It comes from German and French! Not Latin, but French.
Repeat after me: the French language hasn't influenced English, it has created English. Without the Norman invasion, the English language would be something not that different from Dutch.

And yes, it's more than a third of words that are from French in the English as the number is closer to 70% (some linguists even say 80%). Thing is that these are the words that are used the less often, because they are administrative, scientific, intellectual, etc words, not everyday conversation words.

In just what I posted, here are the French words I used:

Latin, German, Repeat, language, influenced, created, invasion, different, third (this one is debatable... debatable being a French word too), number, percent, linguists, used, administrative, scientific, intellectual, etc, conversation, posted.

Starman said...

I have no trouble with the Spanish 'r' and I can easily do the French 'r' in some words but not others.

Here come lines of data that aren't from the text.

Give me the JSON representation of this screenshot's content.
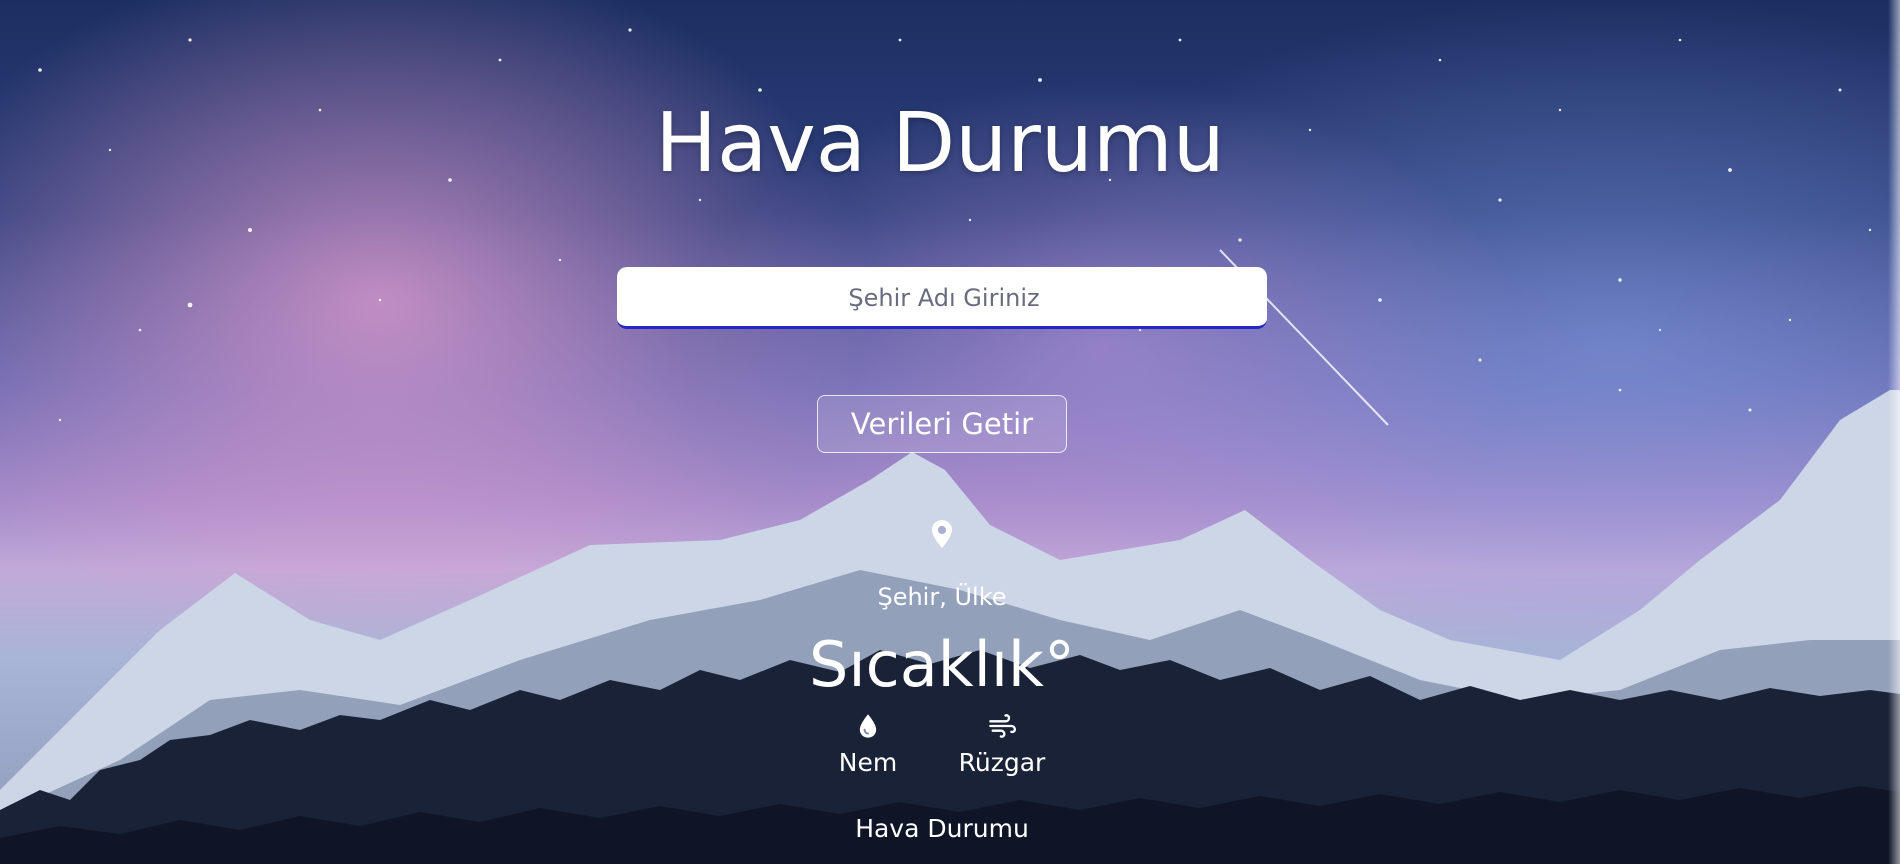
{
  "header": {
    "title": "Hava Durumu"
  },
  "search": {
    "placeholder": "Şehir Adı Giriniz",
    "value": ""
  },
  "actions": {
    "fetch_label": "Verileri Getir"
  },
  "weather": {
    "location_icon": "location-pin-icon",
    "location": "Şehir, Ülke",
    "temperature": "Sıcaklık°",
    "humidity_icon": "water-drop-icon",
    "humidity_label": "Nem",
    "wind_icon": "wind-icon",
    "wind_label": "Rüzgar",
    "description": "Hava Durumu"
  },
  "colors": {
    "text": "#ffffff",
    "search_underline": "#2626c7",
    "search_background": "#ffffff"
  }
}
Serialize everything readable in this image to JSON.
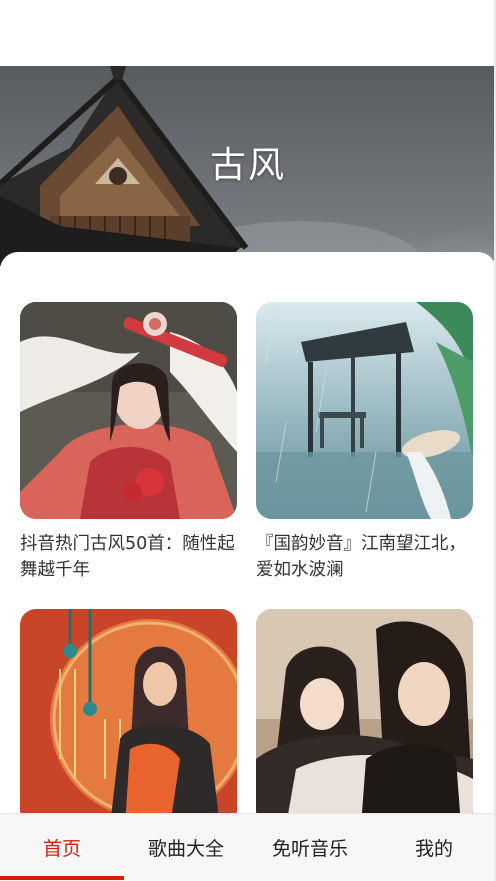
{
  "header": {
    "title": "古风"
  },
  "playlists": [
    {
      "title": "抖音热门古风50首：随性起舞越千年"
    },
    {
      "title": "『国韵妙音』江南望江北，爱如水波澜"
    },
    {
      "title": ""
    },
    {
      "title": ""
    }
  ],
  "tabbar": {
    "tabs": [
      {
        "label": "首页",
        "active": true
      },
      {
        "label": "歌曲大全",
        "active": false
      },
      {
        "label": "免听音乐",
        "active": false
      },
      {
        "label": "我的",
        "active": false
      }
    ]
  },
  "colors": {
    "accent": "#d81e06",
    "text": "#333333"
  }
}
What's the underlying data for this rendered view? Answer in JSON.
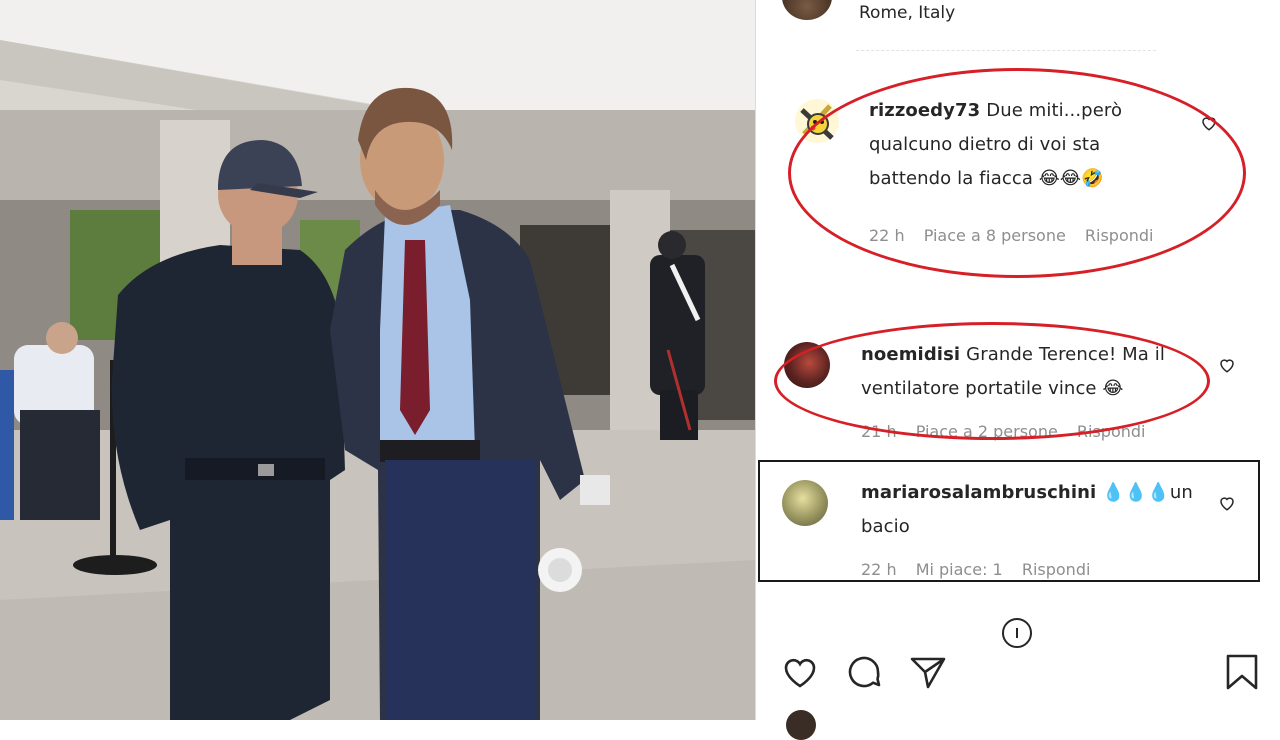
{
  "post": {
    "location": "Rome, Italy"
  },
  "comments": [
    {
      "username": "rizzoedy73",
      "text_line1": "Due miti...però",
      "text_line2": "qualcuno dietro di voi sta",
      "text_line3": "battendo la fiacca 😂😂🤣",
      "time": "22 h",
      "likes": "Piace a 8 persone",
      "reply": "Rispondi",
      "avatar_icon": "pokemon-avatar-icon"
    },
    {
      "username": "noemidisi",
      "text_line1": "Grande Terence! Ma il",
      "text_line2": "ventilatore portatile vince 😂",
      "time": "21 h",
      "likes": "Piace a 2 persone",
      "reply": "Rispondi"
    },
    {
      "username": "mariarosalambruschini",
      "text_line1": "💧💧💧un",
      "text_line2": "bacio",
      "time": "22 h",
      "likes": "Mi piace: 1",
      "reply": "Rispondi"
    }
  ],
  "colors": {
    "annotation_red": "#d61f26",
    "text_primary": "#262626",
    "text_secondary": "#8e8e8e"
  },
  "actions": [
    "heart-icon",
    "comment-icon",
    "share-icon",
    "bookmark-icon"
  ]
}
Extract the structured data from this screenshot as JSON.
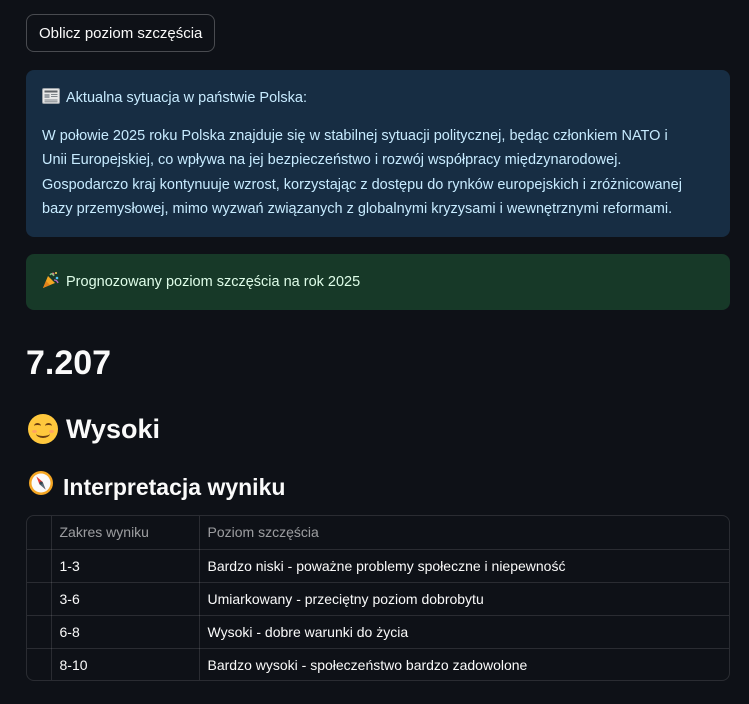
{
  "button": {
    "label": "Oblicz poziom szczęścia"
  },
  "info_box": {
    "icon": "newspaper-icon",
    "heading": "Aktualna sytuacja w państwie Polska:",
    "lines": [
      "W połowie 2025 roku Polska znajduje się w stabilnej sytuacji politycznej, będąc członkiem NATO i",
      "Unii Europejskiej, co wpływa na jej bezpieczeństwo i rozwój współpracy międzynarodowej.",
      "Gospodarczo kraj kontynuuje wzrost, korzystając z dostępu do rynków europejskich i zróżnicowanej",
      "bazy przemysłowej, mimo wyzwań związanych z globalnymi kryzysami i wewnętrznymi reformami."
    ]
  },
  "success_box": {
    "icon": "party-popper-icon",
    "text": "Prognozowany poziom szczęścia na rok 2025"
  },
  "score": "7.207",
  "level": {
    "icon": "smiling-face-icon",
    "label": "Wysoki"
  },
  "interpretation": {
    "icon": "compass-icon",
    "heading": "Interpretacja wyniku",
    "columns": [
      "Zakres wyniku",
      "Poziom szczęścia"
    ],
    "rows": [
      {
        "range": "1-3",
        "level": "Bardzo niski - poważne problemy społeczne i niepewność"
      },
      {
        "range": "3-6",
        "level": "Umiarkowany - przeciętny poziom dobrobytu"
      },
      {
        "range": "6-8",
        "level": "Wysoki - dobre warunki do życia"
      },
      {
        "range": "8-10",
        "level": "Bardzo wysoki - społeczeństwo bardzo zadowolone"
      }
    ]
  },
  "colors": {
    "background": "#0e1117",
    "info_bg": "#172d43",
    "info_text": "#c7ebff",
    "success_bg": "#173928",
    "success_text": "#dffde9"
  }
}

One of the first French study courses I took listed several pages of French words most English speakers consider English. For the most part, they are spelled exactly the same.

Barbara said...

Hi Leesa,
Now you are teaching a few things to the "big kids " ;)
I LOVE anything on langauages & their use.

That's an insteresting fact that
"estimated that English speakers who have never studied French already know 15,000 French words ".

Phivos Nicolaides said...

New things to me. That's good!

Susan in Lille said...

Why thank you Leesa!! I love that!! Plus any occasion to get to say (or think) "diphthong" is always welcome. *giggles like a little girl* ;-)